However, keeping family traditions going while abroad is an effective strategy to help families integrate into a new culture. As a global mobility manager, you should make an effort to help families keep their traditions going, and expand upon them in their new location. Here are some steps to encourage family traditions even during the relocation process:
Encourage the sharing of familiar ways of life
For an American family, a simple tradition like baking of peanut butter cookies in the fall is commonplace, but for many other cultures, it’s novel. Help your employee find some imported Jif and encourage them to invite both fellow expats and new friends to enjoy a bite of American baking. Throw a Superbowl party and teach local friends about American football while you serve delicious American dips and snacks. By sharing traditions with others, employees will create deeper relationships with their new colleagues and friends, helping them feel more comfortable in their new environment.
Help them find replacements for what they know
An all-American apple pie may be perfect for a Thanksgiving back home, but for a family relocated to India, a jackfruit pie is a delicious opportunity to pair known tastes with new ones. For a child’s birthday, an employee in Brazil might think of serving some brigadeiros e beijinhos alongside the birthday cake for a traditional and tasty way to celebrate their new culture. Incorporating resources and elements from their new culture into old traditions is a fun way to keep old family traditions alive, while helping to bridge the gap between a home culture and a new one.

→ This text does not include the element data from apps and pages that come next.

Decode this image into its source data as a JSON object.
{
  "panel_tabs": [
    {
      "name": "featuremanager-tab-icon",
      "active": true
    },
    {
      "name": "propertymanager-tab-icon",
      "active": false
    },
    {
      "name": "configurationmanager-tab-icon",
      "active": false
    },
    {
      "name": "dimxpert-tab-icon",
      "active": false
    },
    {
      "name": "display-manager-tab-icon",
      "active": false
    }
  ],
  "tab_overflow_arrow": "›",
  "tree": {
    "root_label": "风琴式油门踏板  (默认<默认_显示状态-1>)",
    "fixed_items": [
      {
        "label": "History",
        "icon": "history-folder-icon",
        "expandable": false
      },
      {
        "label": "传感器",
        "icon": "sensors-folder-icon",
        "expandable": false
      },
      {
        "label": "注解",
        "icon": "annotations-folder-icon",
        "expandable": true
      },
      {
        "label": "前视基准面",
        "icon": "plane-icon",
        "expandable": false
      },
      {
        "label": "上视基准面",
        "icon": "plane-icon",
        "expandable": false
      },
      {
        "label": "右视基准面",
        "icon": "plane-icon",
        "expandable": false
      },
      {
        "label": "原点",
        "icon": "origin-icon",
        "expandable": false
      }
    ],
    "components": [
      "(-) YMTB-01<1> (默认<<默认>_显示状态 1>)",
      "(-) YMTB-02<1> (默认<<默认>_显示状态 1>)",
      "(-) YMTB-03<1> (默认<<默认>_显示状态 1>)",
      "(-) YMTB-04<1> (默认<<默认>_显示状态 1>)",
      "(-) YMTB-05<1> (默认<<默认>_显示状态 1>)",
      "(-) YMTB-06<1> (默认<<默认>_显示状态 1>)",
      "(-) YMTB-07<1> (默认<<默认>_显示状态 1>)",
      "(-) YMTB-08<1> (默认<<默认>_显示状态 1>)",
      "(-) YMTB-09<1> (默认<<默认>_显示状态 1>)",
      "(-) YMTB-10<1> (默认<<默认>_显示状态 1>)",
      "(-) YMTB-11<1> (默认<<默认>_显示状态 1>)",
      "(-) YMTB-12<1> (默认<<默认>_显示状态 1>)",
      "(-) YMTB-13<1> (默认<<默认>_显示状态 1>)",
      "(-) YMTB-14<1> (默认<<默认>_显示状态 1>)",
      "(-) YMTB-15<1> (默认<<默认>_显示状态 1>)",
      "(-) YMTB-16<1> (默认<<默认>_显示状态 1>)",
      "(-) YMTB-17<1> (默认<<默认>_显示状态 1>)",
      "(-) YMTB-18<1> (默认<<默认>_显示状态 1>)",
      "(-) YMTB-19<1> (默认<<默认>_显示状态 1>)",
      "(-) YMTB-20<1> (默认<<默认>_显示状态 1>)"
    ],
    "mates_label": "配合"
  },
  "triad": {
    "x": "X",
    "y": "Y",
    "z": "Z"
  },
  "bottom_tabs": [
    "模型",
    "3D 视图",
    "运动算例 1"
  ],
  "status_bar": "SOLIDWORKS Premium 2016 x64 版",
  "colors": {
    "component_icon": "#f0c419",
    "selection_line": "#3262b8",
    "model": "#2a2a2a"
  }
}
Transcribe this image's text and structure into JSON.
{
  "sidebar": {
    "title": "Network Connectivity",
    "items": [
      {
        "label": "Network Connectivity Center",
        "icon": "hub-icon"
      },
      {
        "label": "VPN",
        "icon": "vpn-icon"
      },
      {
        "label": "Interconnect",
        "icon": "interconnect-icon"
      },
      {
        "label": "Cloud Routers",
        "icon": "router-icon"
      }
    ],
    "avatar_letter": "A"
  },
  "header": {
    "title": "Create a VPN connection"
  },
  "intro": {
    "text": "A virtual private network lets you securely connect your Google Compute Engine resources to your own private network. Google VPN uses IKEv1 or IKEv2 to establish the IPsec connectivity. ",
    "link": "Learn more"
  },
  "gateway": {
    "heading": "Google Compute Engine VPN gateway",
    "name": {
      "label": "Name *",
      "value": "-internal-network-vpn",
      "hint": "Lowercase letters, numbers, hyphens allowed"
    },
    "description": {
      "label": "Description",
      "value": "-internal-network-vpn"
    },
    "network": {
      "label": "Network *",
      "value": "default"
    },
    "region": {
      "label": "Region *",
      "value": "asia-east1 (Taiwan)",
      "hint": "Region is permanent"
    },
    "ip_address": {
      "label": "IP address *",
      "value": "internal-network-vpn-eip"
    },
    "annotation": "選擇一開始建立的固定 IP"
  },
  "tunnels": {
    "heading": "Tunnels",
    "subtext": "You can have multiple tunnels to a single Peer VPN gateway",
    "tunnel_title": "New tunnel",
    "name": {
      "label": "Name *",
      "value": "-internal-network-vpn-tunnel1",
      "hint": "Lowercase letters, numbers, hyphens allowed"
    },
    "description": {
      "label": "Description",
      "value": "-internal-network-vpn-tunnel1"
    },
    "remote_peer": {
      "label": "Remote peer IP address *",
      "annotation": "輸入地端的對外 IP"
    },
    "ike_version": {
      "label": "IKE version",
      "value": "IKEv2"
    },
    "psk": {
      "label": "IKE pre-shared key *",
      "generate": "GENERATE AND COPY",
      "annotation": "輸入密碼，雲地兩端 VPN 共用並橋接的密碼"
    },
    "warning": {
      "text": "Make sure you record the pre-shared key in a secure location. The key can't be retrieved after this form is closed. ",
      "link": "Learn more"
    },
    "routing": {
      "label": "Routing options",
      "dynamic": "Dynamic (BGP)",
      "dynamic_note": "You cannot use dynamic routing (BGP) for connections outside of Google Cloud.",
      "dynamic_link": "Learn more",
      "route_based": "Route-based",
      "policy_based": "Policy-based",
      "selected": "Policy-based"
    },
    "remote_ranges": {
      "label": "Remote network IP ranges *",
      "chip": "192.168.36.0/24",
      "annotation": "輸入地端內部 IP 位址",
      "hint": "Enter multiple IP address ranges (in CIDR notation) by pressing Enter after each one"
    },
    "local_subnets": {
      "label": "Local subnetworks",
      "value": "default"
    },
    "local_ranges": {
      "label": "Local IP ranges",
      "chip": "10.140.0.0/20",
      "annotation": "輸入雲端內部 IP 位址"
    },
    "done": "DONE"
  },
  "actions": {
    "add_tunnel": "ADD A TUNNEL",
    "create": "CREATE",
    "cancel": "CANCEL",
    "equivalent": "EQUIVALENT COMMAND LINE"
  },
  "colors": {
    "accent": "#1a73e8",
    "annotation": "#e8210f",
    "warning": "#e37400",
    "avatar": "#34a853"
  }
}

Enjoy the new surroundings
Many traditions revolve around holidays, and scrambling to find a Christmas tree in Manila or stockings for the hearth in Amsterdam simply might not be possible. Instead, encourage employees and their families to take a break from traditional American ways of celebrating. A filipino parol is a neat alternative to a Christmas tree (and doesn’t involve all the pine needle cleanup) and the Dutch tradition of leaving out wooden clogs instead of stockings is an exciting adventure for all ages. If it’s not possible to complete American traditions, help employees and their families discover the new traditions of their host cultures.